- [WHAT YOU NEED TO DO] Please show every line in the entries below that includes the word "yumegura".
======== SOURCE INFORMATION ========
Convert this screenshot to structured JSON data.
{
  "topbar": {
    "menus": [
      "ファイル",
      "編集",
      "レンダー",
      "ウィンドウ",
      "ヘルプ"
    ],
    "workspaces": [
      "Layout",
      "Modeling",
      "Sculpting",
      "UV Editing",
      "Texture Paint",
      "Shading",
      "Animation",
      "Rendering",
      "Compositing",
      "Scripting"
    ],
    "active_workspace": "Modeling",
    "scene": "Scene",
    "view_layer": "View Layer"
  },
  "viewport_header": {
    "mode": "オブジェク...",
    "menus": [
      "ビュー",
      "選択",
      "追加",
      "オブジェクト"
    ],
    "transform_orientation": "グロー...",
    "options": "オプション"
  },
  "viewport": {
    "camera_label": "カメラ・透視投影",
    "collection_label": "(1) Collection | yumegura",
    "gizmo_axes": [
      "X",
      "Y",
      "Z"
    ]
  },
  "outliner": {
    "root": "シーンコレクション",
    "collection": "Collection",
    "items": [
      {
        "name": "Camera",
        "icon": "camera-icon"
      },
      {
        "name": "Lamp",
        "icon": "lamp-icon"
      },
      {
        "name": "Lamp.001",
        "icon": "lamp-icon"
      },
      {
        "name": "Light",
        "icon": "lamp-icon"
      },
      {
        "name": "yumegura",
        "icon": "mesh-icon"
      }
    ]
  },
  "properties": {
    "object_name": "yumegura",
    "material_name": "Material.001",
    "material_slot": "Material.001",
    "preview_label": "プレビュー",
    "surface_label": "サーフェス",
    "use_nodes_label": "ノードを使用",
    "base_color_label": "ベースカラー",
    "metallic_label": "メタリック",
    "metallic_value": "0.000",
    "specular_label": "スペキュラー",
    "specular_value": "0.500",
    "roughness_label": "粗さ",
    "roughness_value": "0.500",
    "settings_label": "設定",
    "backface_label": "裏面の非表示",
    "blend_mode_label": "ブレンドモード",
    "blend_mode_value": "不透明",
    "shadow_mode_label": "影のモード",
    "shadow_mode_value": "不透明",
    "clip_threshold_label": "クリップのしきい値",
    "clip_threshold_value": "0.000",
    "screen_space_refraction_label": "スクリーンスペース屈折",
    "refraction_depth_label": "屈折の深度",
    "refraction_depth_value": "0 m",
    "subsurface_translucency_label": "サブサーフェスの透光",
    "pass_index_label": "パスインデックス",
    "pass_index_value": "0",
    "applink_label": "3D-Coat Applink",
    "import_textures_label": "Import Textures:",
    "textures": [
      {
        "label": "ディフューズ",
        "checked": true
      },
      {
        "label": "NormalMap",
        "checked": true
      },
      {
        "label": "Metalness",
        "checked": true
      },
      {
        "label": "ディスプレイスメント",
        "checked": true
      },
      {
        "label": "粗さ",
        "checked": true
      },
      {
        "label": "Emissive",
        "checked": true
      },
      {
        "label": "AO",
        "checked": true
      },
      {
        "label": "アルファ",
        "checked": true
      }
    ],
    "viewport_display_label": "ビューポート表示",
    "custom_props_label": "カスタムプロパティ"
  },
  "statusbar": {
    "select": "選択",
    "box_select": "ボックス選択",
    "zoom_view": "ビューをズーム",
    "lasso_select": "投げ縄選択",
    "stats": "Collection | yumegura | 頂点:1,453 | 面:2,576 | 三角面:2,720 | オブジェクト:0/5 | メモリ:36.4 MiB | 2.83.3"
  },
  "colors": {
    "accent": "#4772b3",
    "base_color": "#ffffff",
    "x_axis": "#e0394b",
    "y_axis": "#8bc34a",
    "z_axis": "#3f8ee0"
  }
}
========
- [EXERCISE RESPONSE]
    "collection_label": "(1) Collection | yumegura",
        "name": "yumegura",
    "object_name": "yumegura",
    "stats": "Collection | yumegura | 頂点:1,453 | 面:2,576 | 三角面:2,720 | オブジェクト:0/5 | メモリ:36.4 MiB | 2.83.3"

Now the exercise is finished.